  • For [the next] gen­er­a­tion, Man­dar­in and Eng­lish will be the most import­ant lan­guages.
  • If you give chil­dren too much, you will ruin them. I want my chil­dren to be well-edu­cated and exper­i­ence the work­place. [On not passing much fin­an­cial wealth to his chil­dren.]
  • Invest only in things you know some­thing about. […] Stick to what [you] know and buy an invest­ment in that area. That is how you get rich. You don’t get rich invest­ing in things you know noth­ing about.

Fur­ther advice, this from Tyler Cowen:

I told [my step­daugh­ter] to take cal­cu­lus and stat­ist­ics; even if she hates them she’ll know what side of that divide she stands on.  I am encour­aging of learn­ing lan­guages, driv­ing mod­est Japan­ese cars, and order­ing the most unap­peal­ing-sound­ing dish on the menu of a good res­taur­ant.  On invest­ing it’s buy and hold all the way.  Use TimeOut guides when you travel and when you are eat­ing in third world coun­tries avoid walls.  I’m not a big fan of debt; debt is worth it only if you’re earn­ings-obsessed and I don’t recom­mend that for most people.  Don’t expect to be too happy, that is coun­ter­pro­duct­ive.  I’ve men­tioned that future job descrip­tions may be quite flu­id and unpre­dict­able from today’s vant­age point.  Being “good with people,” com­bined with smarts and a focus on exe­cu­tion, will nev­er wear out.

As with all art­icles that dole out advice, there’s some gold in the com­ments.

Jim Rogers inter­view via Tim Cold­well

Observations on Dining

Ben Cas­nocha com­piles a list of griev­ances and obser­va­tions on “res­taur­ants, tips, and bread bas­kets”. For example:

If I were a res­taur­ant man­ager I would spend 30 minutes with each of my waiters explain­ing the research around how to max­im­ize tips from pat­rons.
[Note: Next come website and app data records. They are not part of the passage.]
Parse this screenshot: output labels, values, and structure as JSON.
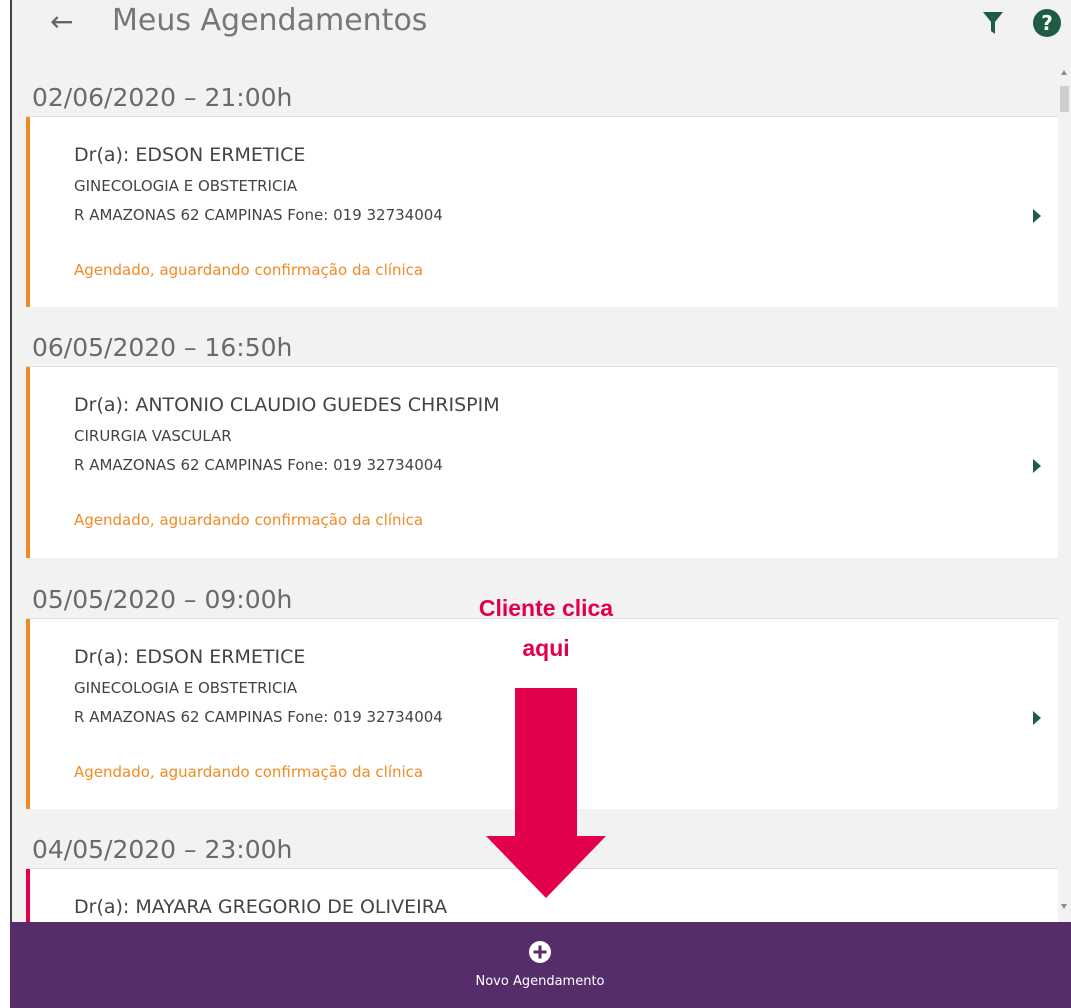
{
  "header": {
    "title": "Meus Agendamentos",
    "back_icon": "back-arrow-icon",
    "filter_icon": "filter-icon",
    "help_icon": "help-icon"
  },
  "appointments": [
    {
      "date": "02/06/2020 – 21:00h",
      "doctor": "Dr(a): EDSON ERMETICE",
      "specialty": "GINECOLOGIA E OBSTETRICIA",
      "address": "R AMAZONAS 62  CAMPINAS Fone: 019 32734004",
      "status": "Agendado, aguardando confirmação da clínica",
      "stripe_color": "#f08a24"
    },
    {
      "date": "06/05/2020 – 16:50h",
      "doctor": "Dr(a): ANTONIO CLAUDIO GUEDES CHRISPIM",
      "specialty": "CIRURGIA VASCULAR",
      "address": "R AMAZONAS 62  CAMPINAS Fone: 019 32734004",
      "status": "Agendado, aguardando confirmação da clínica",
      "stripe_color": "#f08a24"
    },
    {
      "date": "05/05/2020 – 09:00h",
      "doctor": "Dr(a): EDSON ERMETICE",
      "specialty": "GINECOLOGIA E OBSTETRICIA",
      "address": "R AMAZONAS 62  CAMPINAS Fone: 019 32734004",
      "status": "Agendado, aguardando confirmação da clínica",
      "stripe_color": "#f08a24"
    },
    {
      "date": "04/05/2020 – 23:00h",
      "doctor": "Dr(a): MAYARA GREGORIO DE OLIVEIRA",
      "stripe_color": "#e3004a"
    }
  ],
  "bottom_bar": {
    "new_appointment_label": "Novo Agendamento",
    "icon": "plus-circle-icon",
    "color": "#542d6a"
  },
  "annotation": {
    "text_line1": "Cliente clica",
    "text_line2": "aqui",
    "color": "#e3004a"
  },
  "colors": {
    "accent_status": "#f08a24",
    "chevron": "#1f5c44"
  }
}
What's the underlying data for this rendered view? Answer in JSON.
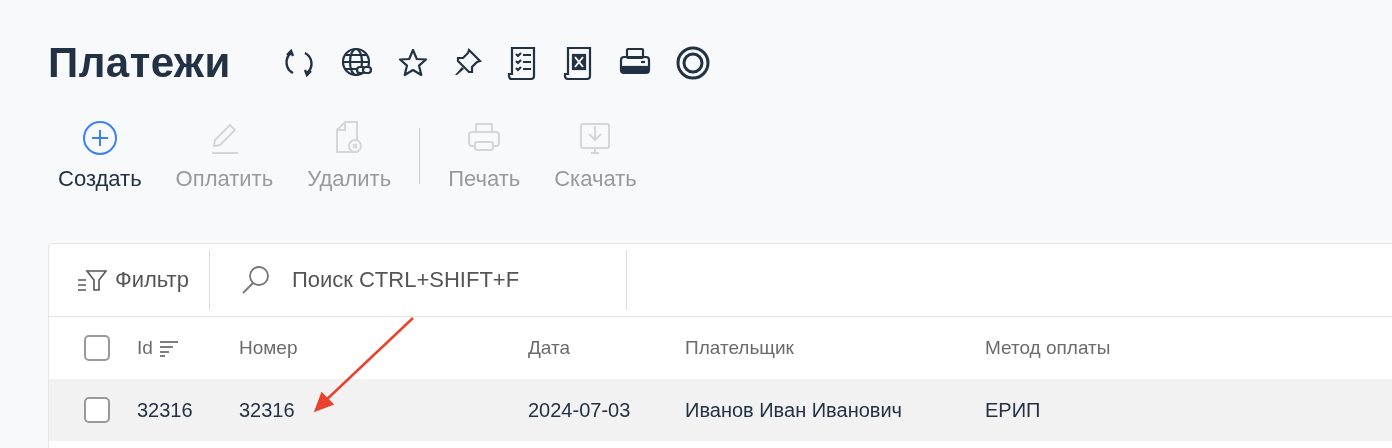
{
  "title": "Платежи",
  "toolbar": [
    {
      "label": "Создать",
      "kind": "create",
      "disabled": false
    },
    {
      "label": "Оплатить",
      "kind": "pay",
      "disabled": true
    },
    {
      "label": "Удалить",
      "kind": "delete",
      "disabled": true
    },
    {
      "label": "Печать",
      "kind": "print",
      "disabled": true
    },
    {
      "label": "Скачать",
      "kind": "download",
      "disabled": true
    }
  ],
  "filter": {
    "label": "Фильтр"
  },
  "search": {
    "placeholder": "Поиск CTRL+SHIFT+F"
  },
  "table": {
    "columns": [
      {
        "label": "Id",
        "sorted": true
      },
      {
        "label": "Номер",
        "sorted": false
      },
      {
        "label": "Дата",
        "sorted": false
      },
      {
        "label": "Плательщик",
        "sorted": false
      },
      {
        "label": "Метод оплаты",
        "sorted": false
      }
    ],
    "header_checked": false,
    "rows": [
      {
        "checked": false,
        "cells": [
          "32316",
          "32316",
          "2024-07-03",
          "Иванов Иван Иванович",
          "ЕРИП"
        ]
      }
    ]
  }
}
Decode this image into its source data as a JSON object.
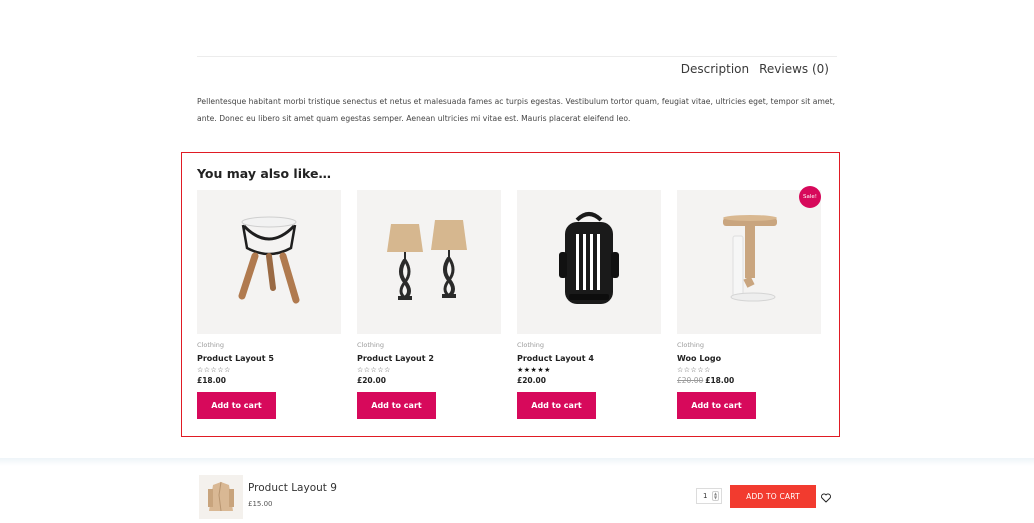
{
  "tabs": {
    "description": "Description",
    "reviews": "Reviews (0)"
  },
  "description_text": "Pellentesque habitant morbi tristique senectus et netus et malesuada fames ac turpis egestas. Vestibulum tortor quam, feugiat vitae, ultricies eget, tempor sit amet, ante. Donec eu libero sit amet quam egestas semper. Aenean ultricies mi vitae est. Mauris placerat eleifend leo.",
  "related": {
    "heading": "You may also like…",
    "products": [
      {
        "category": "Clothing",
        "title": "Product Layout 5",
        "stars": "☆☆☆☆☆",
        "price": "£18.00",
        "button": "Add to cart"
      },
      {
        "category": "Clothing",
        "title": "Product Layout 2",
        "stars": "☆☆☆☆☆",
        "price": "£20.00",
        "button": "Add to cart"
      },
      {
        "category": "Clothing",
        "title": "Product Layout 4",
        "stars": "★★★★★",
        "price": "£20.00",
        "button": "Add to cart"
      },
      {
        "category": "Clothing",
        "title": "Woo Logo",
        "stars": "☆☆☆☆☆",
        "old_price": "£20.00",
        "price": "£18.00",
        "button": "Add to cart",
        "badge": "Sale!"
      }
    ]
  },
  "sticky": {
    "name": "Product Layout 9",
    "price": "£15.00",
    "qty": "1",
    "add_label": "ADD TO CART"
  },
  "colors": {
    "accent": "#d7095b",
    "sticky_button": "#f23b2f",
    "highlight_border": "#e01b24"
  },
  "icons": [
    "heart-icon"
  ]
}
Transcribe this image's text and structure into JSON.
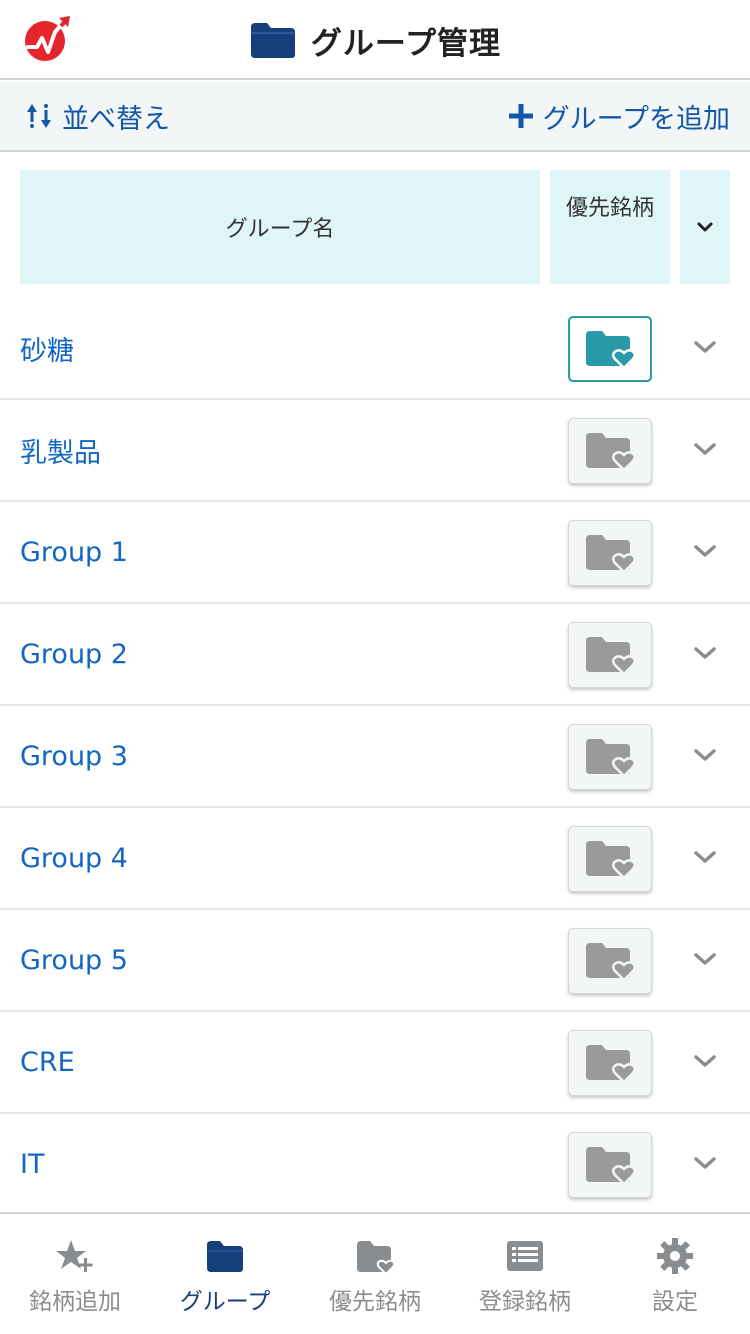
{
  "header": {
    "title": "グループ管理",
    "logo_icon": "trend-arrow-logo",
    "title_icon": "folder-icon"
  },
  "toolbar": {
    "sort_label": "並べ替え",
    "sort_icon": "sort-arrows-icon",
    "add_label": "グループを追加",
    "add_icon": "plus-icon"
  },
  "table": {
    "col_name": "グループ名",
    "col_priority": "優先銘柄",
    "col_toggle_icon": "chevron-down-icon"
  },
  "groups": [
    {
      "name": "砂糖",
      "priority_active": true
    },
    {
      "name": "乳製品",
      "priority_active": false
    },
    {
      "name": "Group 1",
      "priority_active": false
    },
    {
      "name": "Group 2",
      "priority_active": false
    },
    {
      "name": "Group 3",
      "priority_active": false
    },
    {
      "name": "Group 4",
      "priority_active": false
    },
    {
      "name": "Group 5",
      "priority_active": false
    },
    {
      "name": "CRE",
      "priority_active": false
    },
    {
      "name": "IT",
      "priority_active": false
    }
  ],
  "tabbar": {
    "active_index": 1,
    "tabs": [
      {
        "label": "銘柄追加",
        "icon": "star-plus-icon"
      },
      {
        "label": "グループ",
        "icon": "folder-icon"
      },
      {
        "label": "優先銘柄",
        "icon": "folder-heart-icon"
      },
      {
        "label": "登録銘柄",
        "icon": "list-icon"
      },
      {
        "label": "設定",
        "icon": "gear-icon"
      }
    ]
  },
  "colors": {
    "accent_blue": "#1358a8",
    "link_blue": "#1366c3",
    "brand_red": "#e6242b",
    "teal_active": "#2a9aa8",
    "header_cell_bg": "#dff5f8",
    "inactive_gray": "#8a8d90"
  }
}
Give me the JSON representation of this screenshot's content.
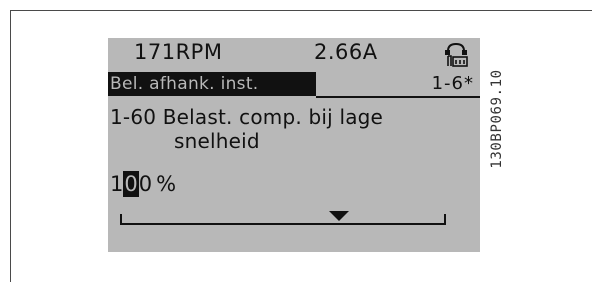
{
  "display": {
    "status": {
      "speed": "171RPM",
      "current": "2.66A",
      "handset_icon": "hand-keypad-icon"
    },
    "menu": {
      "title": "Bel. afhank. inst.",
      "index": "1-6*"
    },
    "parameter": {
      "line1": "1-60 Belast. comp. bij lage",
      "line2": "snelheid"
    },
    "value": {
      "digits": [
        "1",
        "0",
        "0"
      ],
      "cursor_index": 1,
      "unit": "%"
    },
    "slider": {
      "pointer_icon": "triangle-down-icon"
    }
  },
  "figure_code": "130BP069.10",
  "colors": {
    "lcd_background": "#b8b8b8",
    "lcd_foreground": "#111111",
    "frame": "#4a4a4a"
  }
}
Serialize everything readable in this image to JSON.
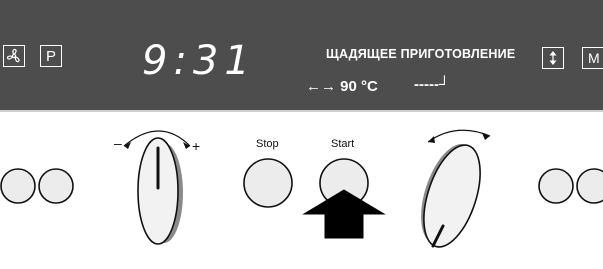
{
  "display": {
    "time": "9:31",
    "mode_text": "ЩАДЯЩЕЕ ПРИГОТОВЛЕНИЕ",
    "temperature": "90 °C",
    "temp_arrows": "←→",
    "heating_indicator": "-----┘",
    "p_label": "P",
    "m_label": "M"
  },
  "icons": {
    "fan": "fan-icon",
    "p": "p-symbol-icon",
    "selection_arrows": "selection-arrows-icon",
    "m": "m-symbol-icon",
    "press_arrow": "press-arrow-icon"
  },
  "buttons": {
    "stop_label": "Stop",
    "start_label": "Start"
  },
  "knob_marks": {
    "minus": "–",
    "plus": "+"
  },
  "colors": {
    "display_bg": "#4d4d4d",
    "display_text": "#ffffff",
    "panel_bg": "#ffffff",
    "button_fill": "#ececec",
    "knob_fill": "#f2f2f2",
    "knob_shadow": "#8a8a8a",
    "arrow": "#000000"
  }
}
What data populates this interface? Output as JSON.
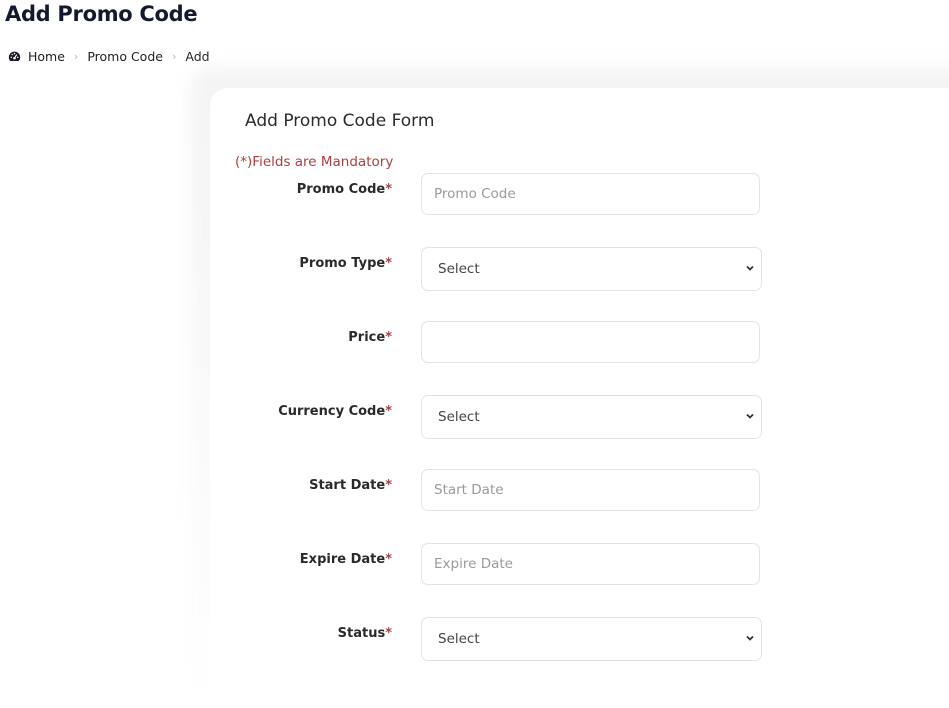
{
  "page": {
    "title": "Add Promo Code"
  },
  "breadcrumb": {
    "icon": "dashboard-icon",
    "items": [
      "Home",
      "Promo Code",
      "Add"
    ],
    "separator": "›"
  },
  "form": {
    "title": "Add Promo Code Form",
    "mandatory_note": "(*)Fields are Mandatory",
    "required_marker": "*",
    "fields": [
      {
        "label": "Promo Code",
        "type": "text",
        "value": "",
        "placeholder": "Promo Code"
      },
      {
        "label": "Promo Type",
        "type": "select",
        "selected": "Select"
      },
      {
        "label": "Price",
        "type": "text",
        "value": "",
        "placeholder": ""
      },
      {
        "label": "Currency Code",
        "type": "select",
        "selected": "Select"
      },
      {
        "label": "Start Date",
        "type": "text",
        "value": "",
        "placeholder": "Start Date"
      },
      {
        "label": "Expire Date",
        "type": "text",
        "value": "",
        "placeholder": "Expire Date"
      },
      {
        "label": "Status",
        "type": "select",
        "selected": "Select"
      }
    ]
  },
  "colors": {
    "required": "#a8413f",
    "title": "#141a2e",
    "border": "#e3e3e3"
  }
}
For example, leav­ing a mint with the bill or draw­ing a smi­ley face on the bill have been shown to increase tip. Research also sug­gests that the tip amount is only mar­gin­ally con­nec­ted with the actu­al qual­ity of wait ser­vice. Bot­tom line is that many waiters miss out on easy psy­cho­lo­gic­al hacks that would increase their tips.

And this; one of the four rules-of-thumb from Tyler Cowen’s recently updated Eth­nic Din­ing Guide (via Kot­tke):

Avoid dishes that are “ingredi­ents-intens­ive.” Raw ingredi­ents in Amer­ica [and likely the UK, too] – veget­ables, but­ter, bread, meats, etc. – are below world stand­ards. Even most under­developed coun­tries have bet­ter raw ingredi­ents than we do, at least if you have a U.S. income to spend there, and often even if one does­n’t. Order­ing the plain steak in Lat­in Amer­ica may be a great idea, but it is usu­ally a mis­take in North­ern Vir­gin­ia. Opt for dishes with sauces and com­plex mixes of ingredi­ents. Go for dishes that are “com­pos­i­tion-intens­ive.”